But what I didn’t buy was so thrillingly emblematic of the store and its commitment to quality that I must share it:
At only $1.99 it was so darn tempting, but I had to refrain. The girls needed sweatshirts from Brown (yes, they now aspire to follow in Mom’s footsteps there, but I keep reminding them that knowing their multiplication tables will really go far to ensuring even initial consideration) and I just had a horror of checking baggage through O’Hare. So the photographic memory will have to suffice.
But it wasn’t just shopping and wet towels. The stroll down memory lane at Brown was thrilling (was it really that small?), and the visit to the Touro Synagogue in Newport moving, particularly George Washington’s assurances to the small congregation back in 1790 that the then-infant nation would give “to bigotry no sanction, to persecution no assistance.” Wise to remember that today.
Next stop: A return to Seattle!
Introducing JetBlue’s new slogan: Happy Jetting! With website sections titled “Are you a flyer or a jetter?” “The Rise of Jetting,” and statements like “JetBlue brings humanity back to the skies with a new form of aviation called ‘jetting,'” “Explore the many ways of jetting,” and a triumphant phallic-appearing announcement that “Today Jetting Rocks,” JetBlue is clearly trying to generate enthusiasm in a hungry, thirsty, crowded, tired, smelly and overcharged flying public.
From a trademark perspective?

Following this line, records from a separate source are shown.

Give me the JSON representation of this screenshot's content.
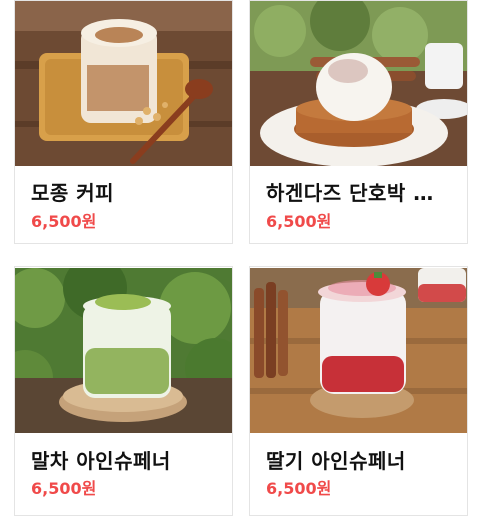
{
  "products": [
    {
      "name": "모종 커피",
      "price": "6,500원"
    },
    {
      "name": "하겐다즈 단호박 …",
      "price": "6,500원"
    },
    {
      "name": "말차 아인슈페너",
      "price": "6,500원"
    },
    {
      "name": "딸기 아인슈페너",
      "price": "6,500원"
    }
  ]
}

Not so much. In fact, they’ve pretty much violated every rule in the Jessica Stone Levy book of trademark selection. JetBlue has: (a) taken a colloquial term used in the English language by consumers of the services; (b) defined their view of “jetting” exhaustively in marketing materials; and (c) used other formatives of the word (e.g., jetter). If, for example, a competitor were to use a slogan like “I jet around,” or “Jetting off to Cabo was never easier,” and JetBlue sued, I’d say those three actions above would be Exhibit A in that competitor’s defense.
This campaign reeks of the trademark-antithetical “branding initiative,” launched by marketers with little concern for the practical aspects of securing trademark registration and more importantly, of acquiring and enforcing trademark rights. Paradoxically, after reviewing Jet Blue’s full website, I think the campaign is actually quite clever and entertaining, and if Jet Blue can be the rising tide to lift planes (?) in this horrible market, more power to them. Just don’t think that you can then turn around and be a trademark bully with the trademark rights equivalent of a pair of batacas.

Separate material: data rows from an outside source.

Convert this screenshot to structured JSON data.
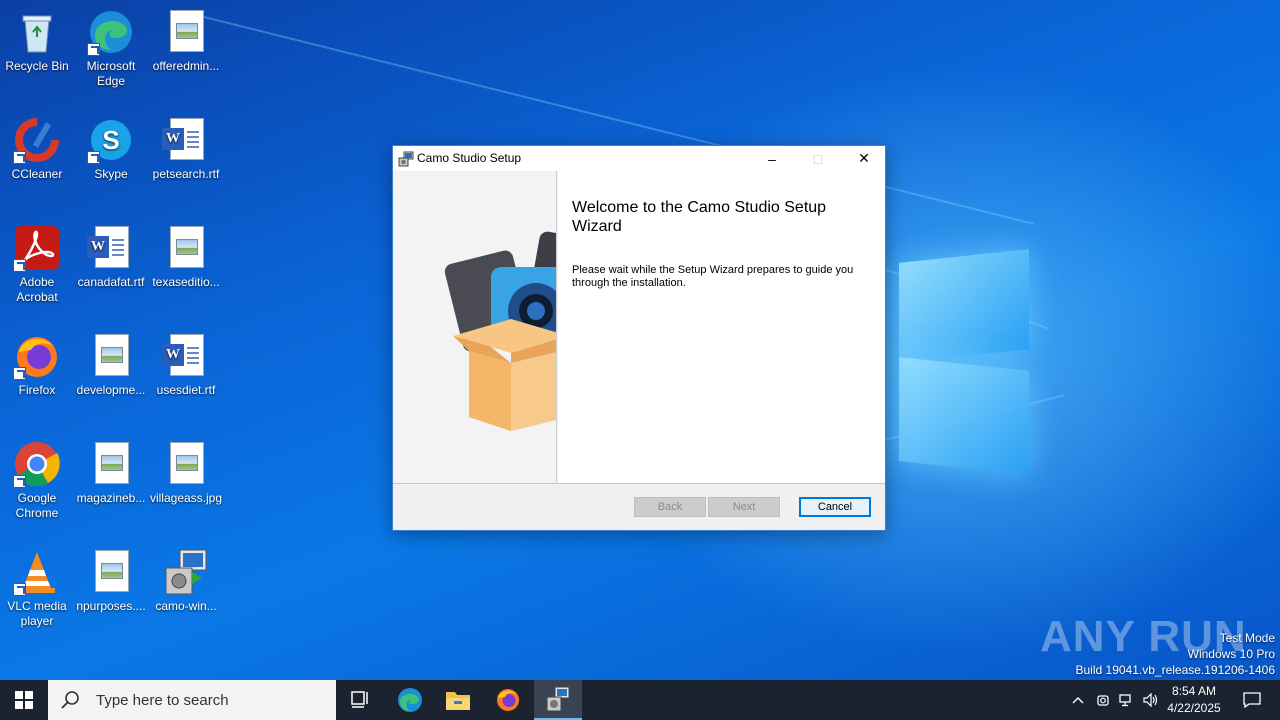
{
  "desktop": {
    "icons": [
      {
        "label": "Recycle Bin"
      },
      {
        "label": "Microsoft Edge"
      },
      {
        "label": "offeredmin..."
      },
      {
        "label": "CCleaner"
      },
      {
        "label": "Skype"
      },
      {
        "label": "petsearch.rtf"
      },
      {
        "label": "Adobe Acrobat"
      },
      {
        "label": "canadafat.rtf"
      },
      {
        "label": "texaseditio..."
      },
      {
        "label": "Firefox"
      },
      {
        "label": "developme..."
      },
      {
        "label": "usesdiet.rtf"
      },
      {
        "label": "Google Chrome"
      },
      {
        "label": "magazineb..."
      },
      {
        "label": "villageass.jpg"
      },
      {
        "label": "VLC media player"
      },
      {
        "label": "npurposes...."
      },
      {
        "label": "camo-win..."
      }
    ]
  },
  "dialog": {
    "title": "Camo Studio Setup",
    "heading": "Welcome to the Camo Studio Setup Wizard",
    "body": "Please wait while the Setup Wizard prepares to guide you through the installation.",
    "buttons": {
      "back": "Back",
      "next": "Next",
      "cancel": "Cancel"
    },
    "window_controls": {
      "minimize": "–",
      "maximize": "□",
      "close": "✕"
    }
  },
  "watermark": {
    "text": "ANY RUN"
  },
  "system_info": {
    "line1": "Test Mode",
    "line2": "Windows 10 Pro",
    "line3": "Build 19041.vb_release.191206-1406"
  },
  "taskbar": {
    "search_placeholder": "Type here to search",
    "time": "8:54 AM",
    "date": "4/22/2025"
  },
  "colors": {
    "accent": "#0078d7",
    "taskbar": "#1b2330",
    "wallpaper": "#0a64d6"
  },
  "icons": [
    "windows-start-icon",
    "search-icon",
    "task-view-icon",
    "edge-icon",
    "file-explorer-icon",
    "firefox-icon",
    "setup-installer-icon",
    "chevron-up-icon",
    "network-icon",
    "speaker-icon",
    "notification-icon"
  ]
}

A visit to the “Inspiring Impressionism” exhibit at the Denver Art Museum. Outstanding exhibit and museum. We’ll definitely go back. Plus, the girls really like the T-shirts that say “DAM . . . That’s good art.” Not quite as awesome as the “Say Hey to Monet” slogan that I think came from a North Carolina museum (one that apparently possessed no Monet in its collection), but darn close.
Lunch, of course. Well, when in doubt, go to a pub. And Pints Pub didn’t disappoint. Loved their Airedale Pale Ale — with this cute mascot, who wouldn’t?: